The proposed TD Program funding would allow EM to continue focusing on innovative solutions and state-of-the-art technology to reduce costs, accelerate schedules and protect human health and the environment.

The requested funding would enable technical advancements, such as the continued development of autonomous ground vehicle radiation detection technology that has enabled enhanced radiation monitoring, as well as survey applications.

The TD Program also provides technical assistance to EM cleanup sites. Technical subject matter experts are on hand from DOE’s national laboratories, academia, private industry and other federal agencies.

-Contributor: Keir-Kevin Curry

Justice40 Initiative a Top EM Priority for Fiscal Year 2023

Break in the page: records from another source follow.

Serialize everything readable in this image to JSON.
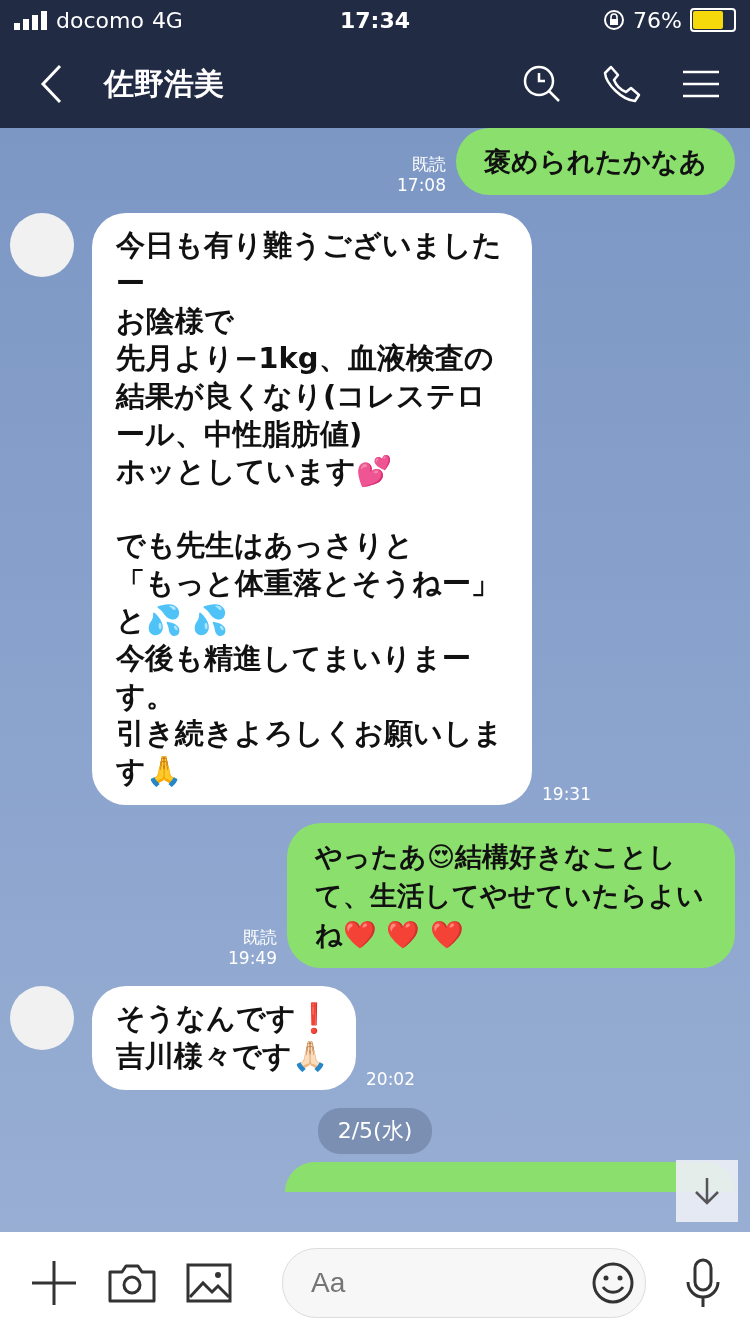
{
  "status_bar": {
    "carrier": "docomo",
    "network": "4G",
    "time": "17:34",
    "battery": "76%"
  },
  "header": {
    "title": "佐野浩美"
  },
  "messages": [
    {
      "kind": "sent",
      "text": "褒められたかなあ",
      "read": "既読",
      "time": "17:08"
    },
    {
      "kind": "received",
      "paragraphs": [
        [
          "今日も有り難うございましたー",
          "お陰様で",
          "先月より−1kg、血液検査の結果が良くなり(コレステロール、中性脂肪値)",
          "ホッとしています💕"
        ],
        [
          "でも先生はあっさりと",
          "「もっと体重落とそうねー」",
          "と💦 💦",
          "今後も精進してまいりまーす。",
          "引き続きよろしくお願いします🙏"
        ]
      ],
      "time": "19:31"
    },
    {
      "kind": "sent",
      "text": "やったあ😍結構好きなことして、生活してやせていたらよいね❤️ ❤️ ❤️",
      "read": "既読",
      "time": "19:49"
    },
    {
      "kind": "received",
      "paragraphs": [
        [
          "そうなんです❗️",
          "吉川様々です🙏🏻"
        ]
      ],
      "time": "20:02"
    },
    {
      "kind": "date",
      "text": "2/5(水)"
    },
    {
      "kind": "sent_partial"
    }
  ],
  "input": {
    "placeholder": "Aa"
  }
}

A whole-of-government effort to deliver at least 40% of the overall benefits from federal investments in climate and clean energy to disadvantaged communities is a top priority for EM in fiscal year 2023.

A requirement of President Biden’s Executive Order 14008, “Tackling the Climate Crisis at Home and Abroad,” the Justice40 Initiative builds on EM’s existing cleanup work. EM has been incorporating environmental justice efforts into its mission since the cleanup program’s inception in 1989.

EM has been interacting with stakeholders on Justice40 through presentations, conference calls, in-person and virtual meetings, panel sessions and workshops.

In July last year, the EM-Los Alamos Field Office (EM-LA) was selected as one of five DOE Justice40 Initiative Pilot Programs and has completed the required deliverables under the White House Office of Management and Budget (OMB) Justice40 Interim Guidance. EM-LA is conducting multiple stakeholder engagement meetings and “listening sessions” related to Justice40.

The focus of EM’s environmental cleanup work under Justice40 is soil and groundwater remediation.

Eight EM sites and two programs focused on community engagement grants and cooperative agreements fall under the EM Justice40 Initiative Covered Programs. A covered program is a federal government program that makes investment benefits in one or more of seven areas, according to Justice40 interim guidance. EM’s covered program is remediation and reduction of legacy pollution. The eight EM sites are the Hanford Site in Washington state, Idaho National Laboratory Site, Lawrence Livermore National Laboratory in California, Los Alamos National Laboratory in New Mexico, Moab Uranium Mill Tailings Remedial Action Project in Utah, Nevada National Security Site, Savannah River Site in South Carolina and Sandia National Laboratory in New Mexico.

OMB will issue further guidance to agencies on next steps for the Justice40 Initiative. A climate and economic justice screening tool and environmental justice scorecard will also be released.

-Contributors: Stephanie Gallagher, Patrick Hefflinger

Like EM on Facebook at:


Follow EM on Twitter: @EMcleanup